Working with those who have autism, music therapy helps them focus on communication skills, behaviors, thinking skills, social skills and in regulating their own emotions. This can be freeing for children and adults who have struggled with the inability to become more social or how to control and monitor their own behaviors, thoughts and feelings.

Some activities that involve music therapy in the treatment of autism include the singing circle which can help calm a person with autism and allow them time to learn more effectively. Rhythm patterns help a person focus and aids in memory development. Fading to silence allows the person with autism to properly transition from their time with music to their time with no music. They can ease into a quiet time without feeling stressed.

Music and Post-Traumatic Stress Disorder

Music has been shown to be a healing agent among many types of trauma patients. Children who were in a tornado used music to help them relax and transition back into school with less fear. People who experienced the 9/11 attacks used music therapy to help them process their feelings. Even soldiers with combat experience have shown great progress when they use music therapy to help them cope.

The theory behind using music to treat post-traumatic stress disorder is that music wakes up the brain chemicals that can distract a person from feeling pain. The dopamine chemicals spike when listening to music, offering more feelings of happiness and relaxation and less fear and anxiety.

Music and Anxiety

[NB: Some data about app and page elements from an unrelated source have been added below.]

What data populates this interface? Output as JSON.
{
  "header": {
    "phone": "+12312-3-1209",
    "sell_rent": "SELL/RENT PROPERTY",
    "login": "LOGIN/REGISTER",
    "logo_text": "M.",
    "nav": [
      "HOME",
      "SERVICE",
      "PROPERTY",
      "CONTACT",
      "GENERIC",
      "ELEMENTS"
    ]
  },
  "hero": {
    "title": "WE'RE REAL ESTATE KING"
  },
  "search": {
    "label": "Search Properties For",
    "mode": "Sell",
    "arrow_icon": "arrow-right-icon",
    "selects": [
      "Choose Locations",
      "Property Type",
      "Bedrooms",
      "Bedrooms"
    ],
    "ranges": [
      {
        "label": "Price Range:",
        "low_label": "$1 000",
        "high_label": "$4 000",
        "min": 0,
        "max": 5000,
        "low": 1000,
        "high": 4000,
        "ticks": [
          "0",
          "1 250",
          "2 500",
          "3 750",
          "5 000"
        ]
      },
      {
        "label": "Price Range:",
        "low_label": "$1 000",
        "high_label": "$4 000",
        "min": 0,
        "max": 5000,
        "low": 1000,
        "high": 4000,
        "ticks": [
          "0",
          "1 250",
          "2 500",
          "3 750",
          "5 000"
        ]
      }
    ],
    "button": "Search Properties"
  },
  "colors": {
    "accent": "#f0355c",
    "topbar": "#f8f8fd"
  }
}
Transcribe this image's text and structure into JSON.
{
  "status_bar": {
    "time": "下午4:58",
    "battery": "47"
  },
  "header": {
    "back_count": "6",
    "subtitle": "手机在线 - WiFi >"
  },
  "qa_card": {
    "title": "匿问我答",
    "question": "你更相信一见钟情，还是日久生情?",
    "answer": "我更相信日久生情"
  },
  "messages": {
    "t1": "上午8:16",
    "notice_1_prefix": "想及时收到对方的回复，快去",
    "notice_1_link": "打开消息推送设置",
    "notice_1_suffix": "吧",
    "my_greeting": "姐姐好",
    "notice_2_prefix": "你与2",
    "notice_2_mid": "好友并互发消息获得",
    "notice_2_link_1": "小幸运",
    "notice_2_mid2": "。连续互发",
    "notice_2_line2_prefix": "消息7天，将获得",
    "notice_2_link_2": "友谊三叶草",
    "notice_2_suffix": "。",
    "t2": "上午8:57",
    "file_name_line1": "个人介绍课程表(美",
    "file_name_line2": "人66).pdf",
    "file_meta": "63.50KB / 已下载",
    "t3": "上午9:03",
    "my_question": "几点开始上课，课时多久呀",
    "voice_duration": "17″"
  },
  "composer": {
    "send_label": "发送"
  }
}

Music can reduce blood pressure and help you relax. It can lead to a reduction in anxiety also. The best way you can use music when you are anxious includes matching your mood with the music you listen to. Also, play music you enjoy, not just random songs you have never heard before. Furthermore, consider music without words. Sometimes instrumental music can help you relax even better because you are not focusing on the words, just the tempo, beats and vibrations, which all have healing effects.

Music and Eating Disorders

In a study that evaluated the use of music with patients suffering from post-meal anxiety proved that those who listened to music had a decreased amount of anxiety after they ate. They found that if music could help ease anxiety after a meal, it could also ease anxiety before a meal. This would greatly help those with eating disorders.

Music therapy can also help people with eating disorders learn to express themselves and communicate their feelings when they may not be able to without the aid of music. Music can be a great liaison between the patient, therapist and family members because they can use a song or lyrics to explain what they are experiencing when otherwise they may find it difficult to find the right words.

Music therapy is cool. It rocks. It rolls. It soothes. It improves mental health in all types of mental illnesses. So, pick a song, start listening, and begin the healing process.

 


Chris Massman is a Licensed Marriage & Family Therapist. Chris' training includes Family Systems Theory along with numerous other theories. She believes therapy is an art and chooses the theory she feels will most benefit the individual sitting in front of her. Her specialty lies is in the field of Chemical Dependency and Addictions. Chris is currently seeing individuals, couples and families. Chris is a Clinical member of the California Association of Marriage and Family Therapists as well as the American Association of Marriage and Family Therapists. Chris has two locations including Tarzana and Agoura Hills, CA.